Without going into an obsessive amount of detail, I will outline some of the highlights of the next day:
NUT General Secretary Christine Blower gave a rousing address to the conference, outlining her enthusiasm for the policy direction that the NUT membership has set out, and coherently articulating why so many teachers do not support the changes to education being introduced by the Education Secretary.
Blower's most compelling comment was that the government has created a system of "toxic accountability," in which schools are committed, not to learning or students, but to statistics, and that this in turn poisons the school for all of the people for whom that building is a community.
She highlighted examples of the education systems in Alberta and Indiana, where teachers set personal improvement targets which are completely developmental, not used as a form of performance management, and supported by their schools' leadership and management.
Blower also highlighted the success of the educational system in Finland, which promotes "responsibility, not 'accountability.'" I interpreted this as meaning that responsibility is being accountable to something more than just paperwork and statistics and it is a statement that will stay with me through my professional life.
"The idea that we have children who come to school hungry and leave school hungry is a terrible indictment of our education system." - Christine Blower
Blower also referenced the recent and horrible news story of Daniel Pelka, a young boy allegedly starved to death by his parents, as she reinforced the NUT's commitment to universal free school meals. Her comments were a sad reminder that teachers need to fulfil a role that is much greater than simply ticking boxes and indicating progress.
The Young Teachers assembled were also treated a lively and informative discussion on protecting the future of education by Sue Cowley, a behaviour expert, teacher, parent, and school leader. Her talk was not on behaviour specifically, as most delegates probably expected, but rather on the role of Union members as safeguards against unwarranted, sustained attacks on not just teachers, but the entire education system.
"As a parent, I beg you: Please save education. For my children, for your children." - Sue Cowley
I walked away from Cowley's presentation with one particularly good new resource, that is a website run by a woman named Janet Downs, who has been hammering away at the Department for Education with Freedom of Information requests. In this one, Mrs Downs shows us that surveys quoted by the Education Secretary saying British teenagers are woefully ignorant about history were undertaken Lord Ashcroft (the only seemingly-legitimate survey in the group), and Premier Inns.
Sue Cowley also encouraged all teachers to create a real online presence in order to voice their discomfort with the current direction being taken in the Department for Education under its current leadership.
As she is new to Twitter, I will also include this link to her Twitter account as she builds up her own follower base.
"I have two gerbils named Watson and Crick, which is fitting as I'm a biology teacher."
This quotation summarises one of the best part of this experience: meeting new people. I love it. I find people to be fascinating and incredibly inspiring, especially when you get insights into their lives, like this clearly-committed biology teacher.
I will not go into detail about the rest of the conference, although I could write many, many more words about its positive impact on me as a teacher and an activist.

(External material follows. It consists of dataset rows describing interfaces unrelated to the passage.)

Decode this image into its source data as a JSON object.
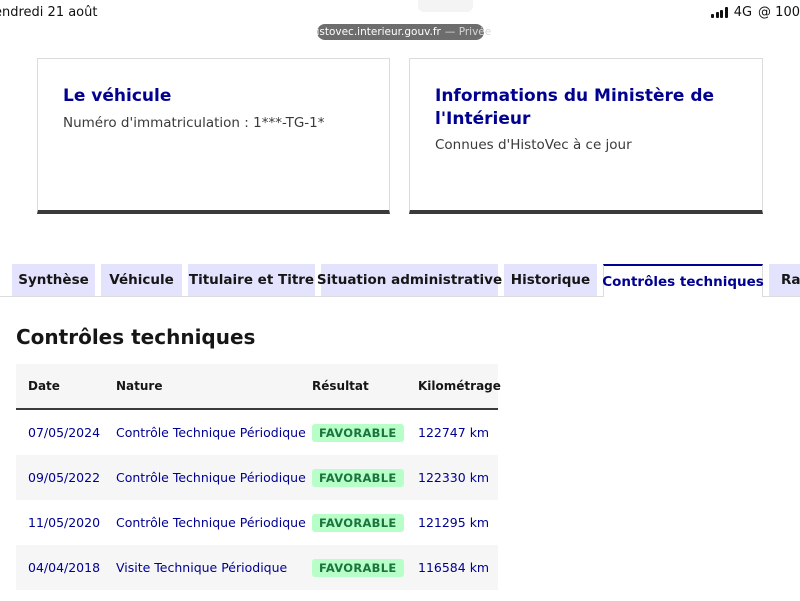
{
  "status_bar": {
    "date": "endredi 21 août",
    "network": "4G",
    "extra": "@ 100"
  },
  "browser": {
    "url": "histovec.interieur.gouv.fr",
    "mode": "— Privée"
  },
  "cards": [
    {
      "title": "Le véhicule",
      "desc": "Numéro d'immatriculation : 1***-TG-1*"
    },
    {
      "title": "Informations du Ministère de l'Intérieur",
      "desc": "Connues d'HistoVec à ce jour"
    }
  ],
  "tabs": [
    {
      "label": "Synthèse"
    },
    {
      "label": "Véhicule"
    },
    {
      "label": "Titulaire et Titre"
    },
    {
      "label": "Situation administrative"
    },
    {
      "label": "Historique"
    },
    {
      "label": "Contrôles techniques"
    },
    {
      "label": "Rap"
    }
  ],
  "section_title": "Contrôles techniques",
  "table": {
    "headers": {
      "date": "Date",
      "nature": "Nature",
      "result": "Résultat",
      "km": "Kilométrage"
    },
    "rows": [
      {
        "date": "07/05/2024",
        "nature": "Contrôle Technique Périodique",
        "result": "FAVORABLE",
        "km": "122747 km"
      },
      {
        "date": "09/05/2022",
        "nature": "Contrôle Technique Périodique",
        "result": "FAVORABLE",
        "km": "122330 km"
      },
      {
        "date": "11/05/2020",
        "nature": "Contrôle Technique Périodique",
        "result": "FAVORABLE",
        "km": "121295 km"
      },
      {
        "date": "04/04/2018",
        "nature": "Visite Technique Périodique",
        "result": "FAVORABLE",
        "km": "116584 km"
      }
    ]
  },
  "colors": {
    "accent": "#000091",
    "tab_bg": "#e3e3fd",
    "badge_bg": "#b8fec9",
    "badge_text": "#18753c"
  }
}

If you are a teacher under 35 in England or Wales, I strongly encourage you to consider attending this conference in the future. You will come away smarter, more passionate, and more informed that you left, and you'll have a great time in the process.
Addendum: I had such a good experience at this year's conference I put myself forward to help organise next year's. The delegates were kind enough to give me their votes (and for that I am thankful). If you were a conference participant are struck with an idea, you're welcome to leave a comment here, or tweet me.